== Task to carry out ==
Would you reproduce each line below exactly, leaving every picture out?

== Dataset items ==

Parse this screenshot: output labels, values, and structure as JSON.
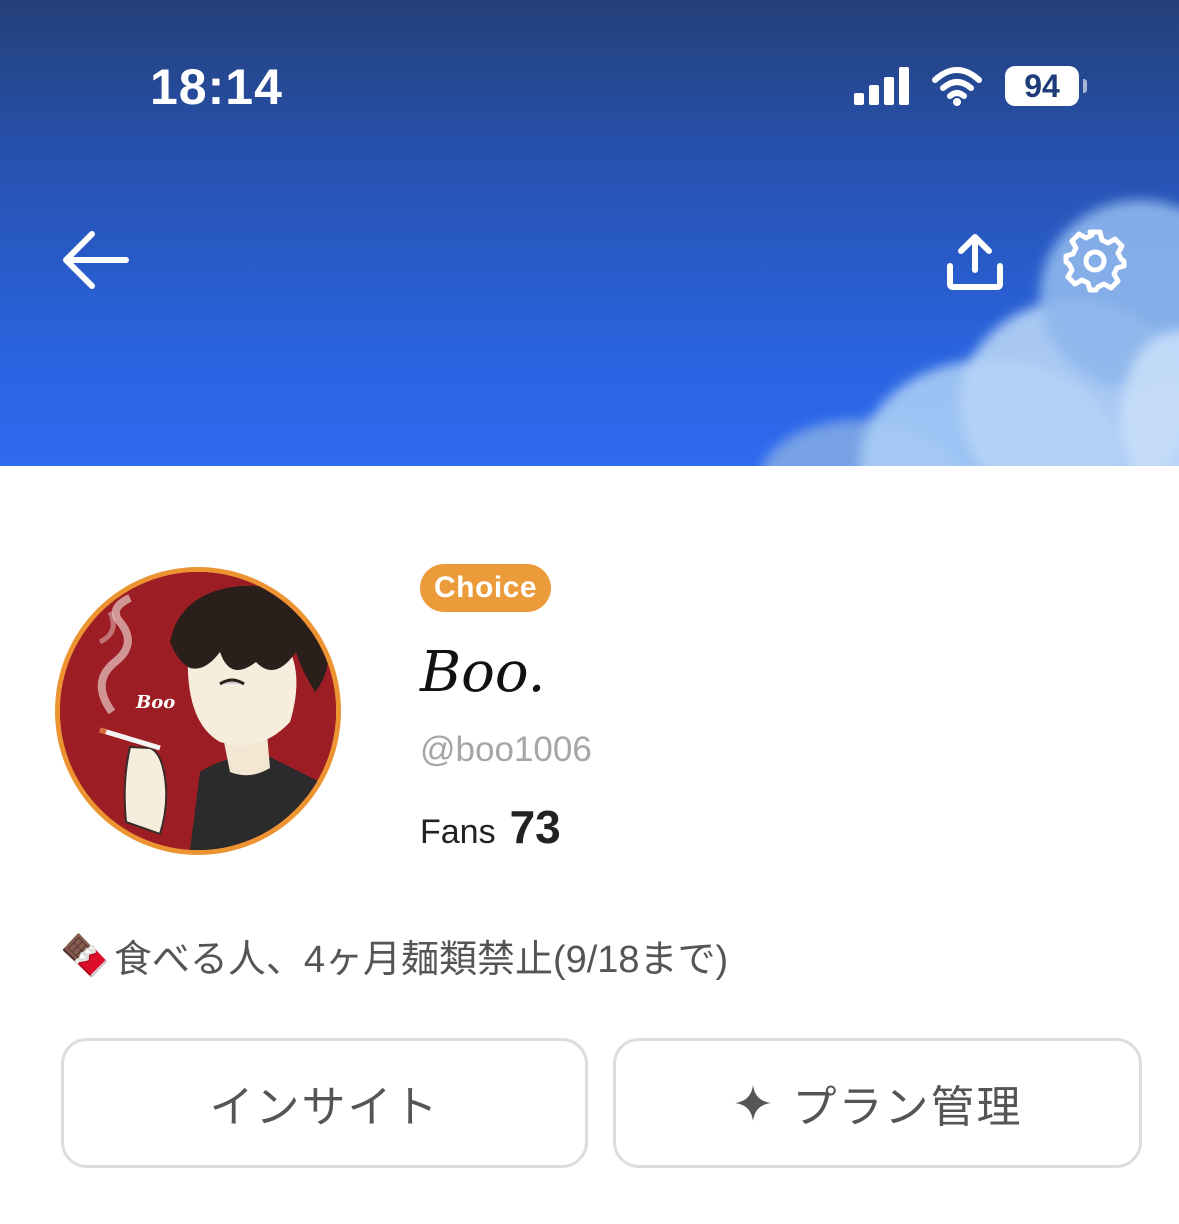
{
  "status_bar": {
    "time": "18:14",
    "battery": "94",
    "icons": [
      "signal-icon",
      "wifi-icon",
      "battery-icon"
    ]
  },
  "header": {
    "back_icon": "arrow-left-icon",
    "share_icon": "share-upload-icon",
    "settings_icon": "gear-icon"
  },
  "profile": {
    "badge": "Choice",
    "name": "Boo.",
    "handle": "@boo1006",
    "fans_label": "Fans",
    "fans_count": "73",
    "avatar_text": "Boo",
    "bio_emoji": "🍫",
    "bio": "食べる人、4ヶ月麺類禁止(9/18まで)"
  },
  "actions": {
    "insight_label": "インサイト",
    "plan_label": "プラン管理",
    "plan_icon": "sparkle-icon"
  },
  "colors": {
    "header_top": "#244079",
    "header_bottom": "#2f6af0",
    "badge": "#ec9b3b",
    "avatar_border": "#ec9432",
    "avatar_bg": "#9c1e24"
  }
}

== Answer space ==
Parse this screenshot: output labels, values, and structure as JSON.
{
  "status_bar": {
    "time": "18:14",
    "battery": "94",
    "icons": [
      "signal-icon",
      "wifi-icon",
      "battery-icon"
    ]
  },
  "header": {
    "back_icon": "arrow-left-icon",
    "share_icon": "share-upload-icon",
    "settings_icon": "gear-icon"
  },
  "profile": {
    "badge": "Choice",
    "name": "Boo.",
    "handle": "@boo1006",
    "fans_label": "Fans",
    "fans_count": "73",
    "avatar_text": "Boo",
    "bio_emoji": "🍫",
    "bio": "食べる人、4ヶ月麺類禁止(9/18まで)"
  },
  "actions": {
    "insight_label": "インサイト",
    "plan_label": "プラン管理",
    "plan_icon": "sparkle-icon"
  },
  "colors": {
    "header_top": "#244079",
    "header_bottom": "#2f6af0",
    "badge": "#ec9b3b",
    "avatar_border": "#ec9432",
    "avatar_bg": "#9c1e24"
  }
}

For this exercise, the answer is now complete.